November Poetry Club

Welcome to the first meeting of The Poetry Club. Ten women, eager to keep their brains active, meeting monthly to recite and discuss poems. And to share those poems with you.

However, I am still trying to figure out copyright law. I know that I can’t reproduce the poems here for you to read, but I’m hoping I can post some video of our recitations. (I think things pre 1923 are public domain.) I’m providing links to the poems and poets.

Our November meeting started with my recitation of Forgetfulness by Billy Collins. This poem was written in 1999 and you can follow this link to read it. I felt it was perfect for our underlying them…that memorizing will help our memories! Those in the group who knew of Billy Collins agreed that he writes about everyday life in ways that are so very relatable and a bit funny as well. Born in 1941, he was Poet Laureate from 2001-2003 and was a distinguished professor at Lehman College for fifty years.

Cindy W. shared Grandchildren by Olivia Stiffler, and the group was not without a tear or two when hearing this poem. Stiffler was a stenotype reporter for most of her life, adding poetry to her list of skills later in life. You can find out more about her at her website, www.oliviastiffler.com and you can read the poem by clicking on the title above.

Tece M. shared a favorite, from a wonderfully illustrated book of poetry. Bed In Summer by Robert Lois Stevenson. (I’m going to research these older poems to see if they are public domain and then I can share them here!)  Stevenson was born in the UK in 1950, and died fairly young in 1894. (Note: You can read a good book by a local author, Mark Wiederanders, Stevenson’s Treasure)

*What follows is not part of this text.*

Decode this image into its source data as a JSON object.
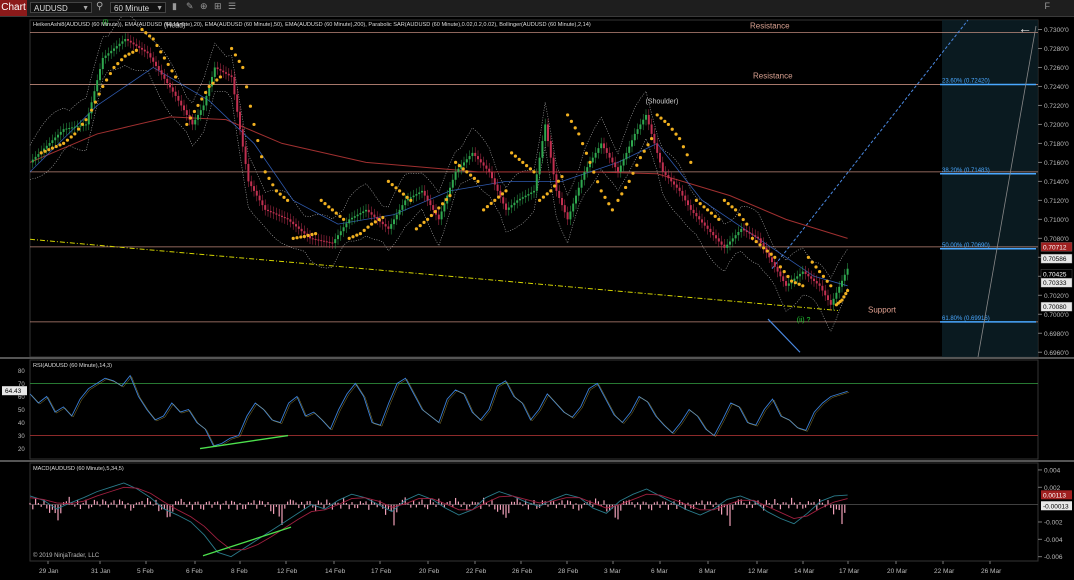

Susan R. recited Love Is Not All by Edna St. Vincent Millay, published in 1931. Susan is a seasoned “reciter” and it showed. The emotion and pace was something the rest of us can strive for. St Vincent Millay, is of course, a well know poetess, was born in 1892 and died in 1950. She received the Pulitzer Prize for poetry in 1923, the third woman to be awarded this prize for poetry.

Linda L. surprised and pleased us by reading a poem in Spanish, Doncellita by Frederico Garcia Lorca. She then analyzed the translation in a book with her own deep interpratation of his words, which she explained by going into his life and history. The poem and the sentiment were beautiful.

Kathy P. shared Robert Frost’s Stopping by Woods on a Snow Evening. She shared this poem because it had special meaning for her—she first memorized it in high school. Frost was born in 1874 and died in 1963. Some of the group remembered his reading at Kennedy’s inauguration.

Eileen S. wrapped up our initial meeting with Invictus, written by William Earnest Henley, at age 17 while in the hospital for amputation of his lower leg. As this poem was written in 1875 I can reproduce it here:

Invictus by William Earnest Henley

Out of the night that covers me,   

  Black as the Pit from pole to pole,   

I thank whatever gods may be   

  For my unconquerable soul.   

   

In the fell clutch of circumstance 

  I have not winced nor cried aloud.   

Under the bludgeonings of chance   

  My head is bloody, but unbowed.   

   

Beyond this place of wrath and tears   

  Looms but the Horror of the shade, 

And yet the menace of the years   

  Finds, and shall find, me unafraid.   

   

It matters not how strait the gate,   

  How charged with punishments the scroll,   

I am the master of my fate:

  I am the captain of my soul.